Rain, or lack thereof, doesn’t define the tourist season in Tortuguero. (It rains here most of the year.) Tortuguero’s prime visitor activity skews its high tourist season to a February-to-October one, with the July-to-October nesting season for green turtles drawing the most visitors. But come here during Christmas week and you might have the place to yourself.
Then and Now
“Nothing but birds, turtles and monkeys,” remembers 68-year-old Junie Martínez of her childhood in the village. There was also no light, no radio and no telephones.
By most accounts, Martínez is the doyenne of Tortuguero, known to everyone as simply “Miss Junie.” (Older women in Caribbean communities are frequently addressed as “Miss,” regardless of their marital status.)
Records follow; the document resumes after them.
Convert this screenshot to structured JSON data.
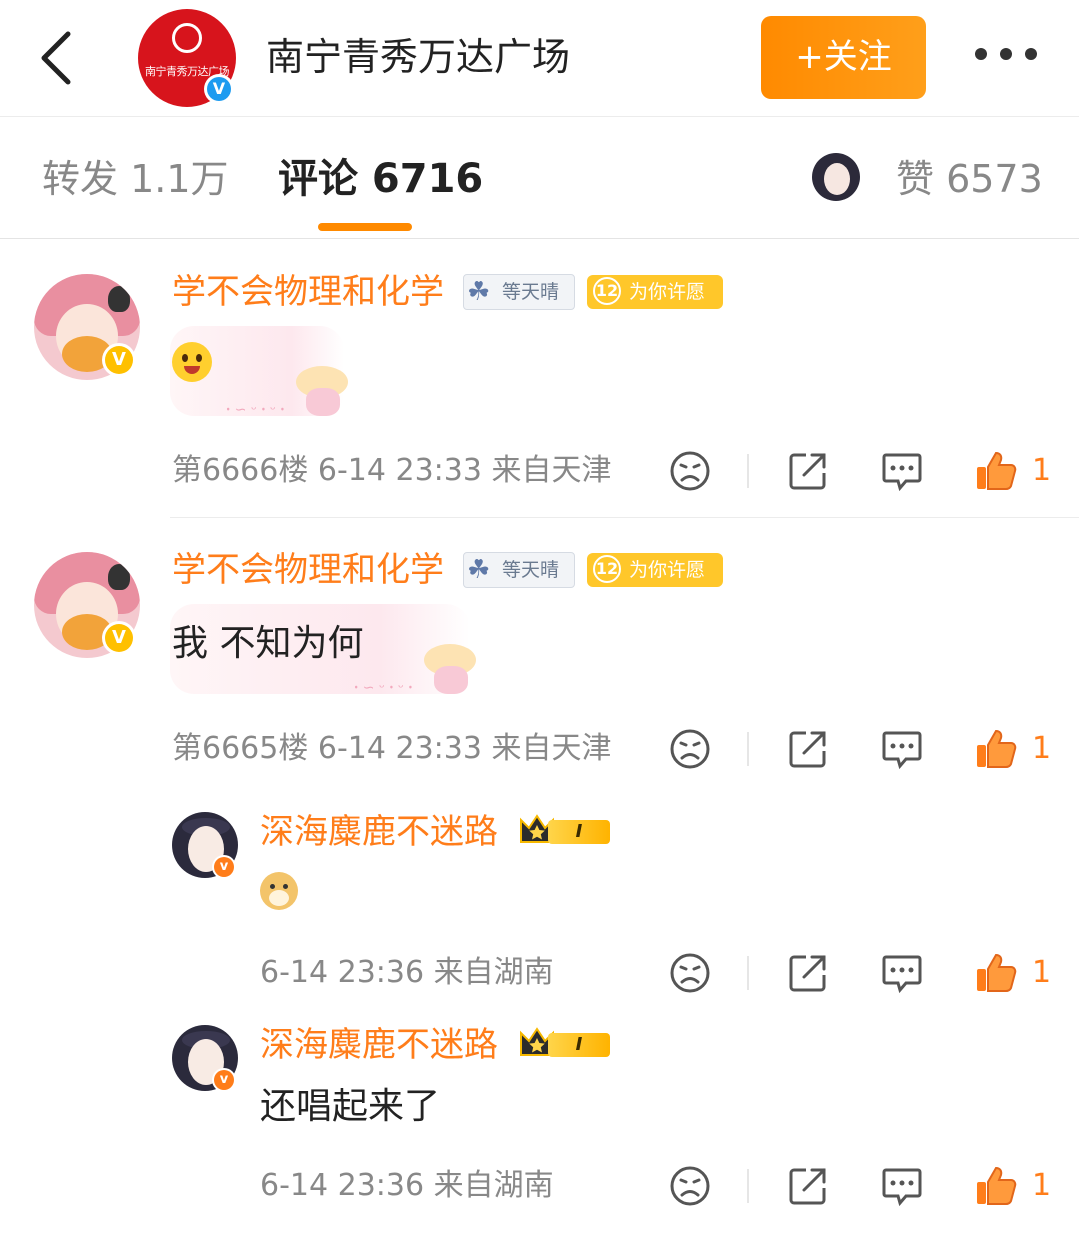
{
  "header": {
    "account_name": "南宁青秀万达广场",
    "avatar_logo_text": "南宁青秀万达广场",
    "verified_mark": "V",
    "follow_label": "+关注"
  },
  "tabs": {
    "repost": "转发 1.1万",
    "comment": "评论 6716",
    "like": "赞 6573"
  },
  "colors": {
    "accent": "#ff7d1a",
    "follow_bg": "#ff8a00",
    "verified": "#1d9bf0"
  },
  "comments": [
    {
      "username": "学不会物理和化学",
      "weather_tag": "等天晴",
      "wish_level": "12",
      "wish_tag": "为你许愿",
      "content_emoji": "laughing-face-emoji",
      "meta": "第6666楼  6-14 23:33  来自天津",
      "likes": "1",
      "verified_mark": "V"
    },
    {
      "username": "学不会物理和化学",
      "weather_tag": "等天晴",
      "wish_level": "12",
      "wish_tag": "为你许愿",
      "text": "我 不知为何",
      "meta": "第6665楼  6-14 23:33  来自天津",
      "likes": "1",
      "verified_mark": "V",
      "replies": [
        {
          "username": "深海麋鹿不迷路",
          "level_badge": "I",
          "content_emoji": "doge-emoji",
          "meta": "6-14 23:36  来自湖南",
          "likes": "1",
          "verified_mark": "v"
        },
        {
          "username": "深海麋鹿不迷路",
          "level_badge": "I",
          "text": "还唱起来了",
          "meta": "6-14 23:36  来自湖南",
          "likes": "1",
          "verified_mark": "v"
        }
      ]
    }
  ]
}
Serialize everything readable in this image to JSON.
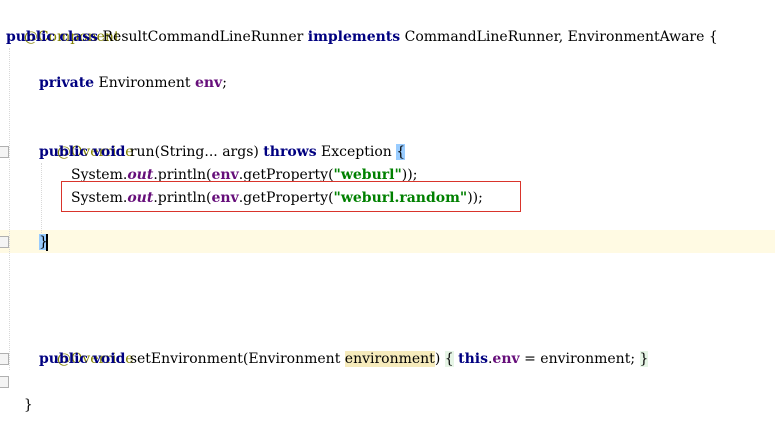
{
  "editor": {
    "lines": {
      "annotation_component": "@Component",
      "class_decl": {
        "kw_public": "public",
        "kw_class": "class",
        "class_name": " ResultCommandLineRunner ",
        "kw_implements": "implements",
        "interfaces": " CommandLineRunner, EnvironmentAware {"
      },
      "field_decl": {
        "kw_private": "private",
        "type": " Environment ",
        "name": "env",
        "semicolon": ";"
      },
      "override1": "@Override",
      "run_decl": {
        "kw_public": "public",
        "kw_void": " void",
        "signature": " run(String... args) ",
        "kw_throws": "throws",
        "exception": " Exception ",
        "open_brace": "{"
      },
      "println1": {
        "prefix": "System.",
        "out": "out",
        "mid": ".println(",
        "env": "env",
        "get": ".getProperty(",
        "string": "\"weburl\"",
        "suffix": "));"
      },
      "println2": {
        "prefix": "System.",
        "out": "out",
        "mid": ".println(",
        "env": "env",
        "get": ".getProperty(",
        "string": "\"weburl.random\"",
        "suffix": "));"
      },
      "close_brace": "}",
      "override2": "@Override",
      "setenv_decl": {
        "kw_public": "public",
        "kw_void": " void",
        "method": " setEnvironment(Environment ",
        "param": "environment",
        "close_paren": ")",
        "open_brace": "{",
        "kw_this": "this",
        "dot": ".",
        "field": "env",
        "assign": " = environment;",
        "close_brace": "}"
      },
      "class_close": "}"
    }
  },
  "colors": {
    "keyword": "#000080",
    "annotation": "#808000",
    "field": "#660e7a",
    "string": "#008000",
    "callout_border": "#d9342b",
    "caret_line": "#fffae3"
  }
}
Martínez’s grandfather Walton, a sea captain who hailed from the Colombian Caribbean island of San Andrés, was one of the founders of the village.Martínez was born in Bluefields,Nicaragua, north of here, but came to Tortuguero when she was three months old. At the age of 9, she began cooking in the restaurant founded by her mother Sibela, which now bears the name Miss Junie’s. After 59 years of cooking, Martínez has mostly retired, and now divides her time between Tortuguero and the Caribbean port city of Limón.
“Tourism brought jobs and transportation links,” Martínez enthuses, while admitting that, as in any growing community, it has also brought a bit of petty crime, a problem the village is working to resolve.
Although a 2001 ruling by the Constitutional Chamber of the Supreme Court (Sala IV) decreed that there was no need to build a road through the park, pressures continue to improve overland access to the rest of the country. But the establishment of a public health clinic and a high school offering education through the 11th grade, as well as frequent, regular, inexpensive public boat transportation south to Limón and the Caribbean-slope towns of Siquirres and Cariari, have lessened residents’ sense of isolation.
Tourists seem not to mind the remoteness either.
“It’s not a sun-and-sand crowd that comes here,” Loth says. (The sea off the dark-sand beach is too rough for swimming, anyway.)
Tortuguero’s unusual location has given rise to a cottage industry of all-inclusive lodges on the canals outside of town. Packages run $180-300 per person for a two-day, one-night stay, including lodging, meals, guided tours and transportation from San José. Many budget lodgings exist in Tortuguero village, along with a small selection of yummy restaurants and guides who will take you out on turtle- or nature-watching excursions.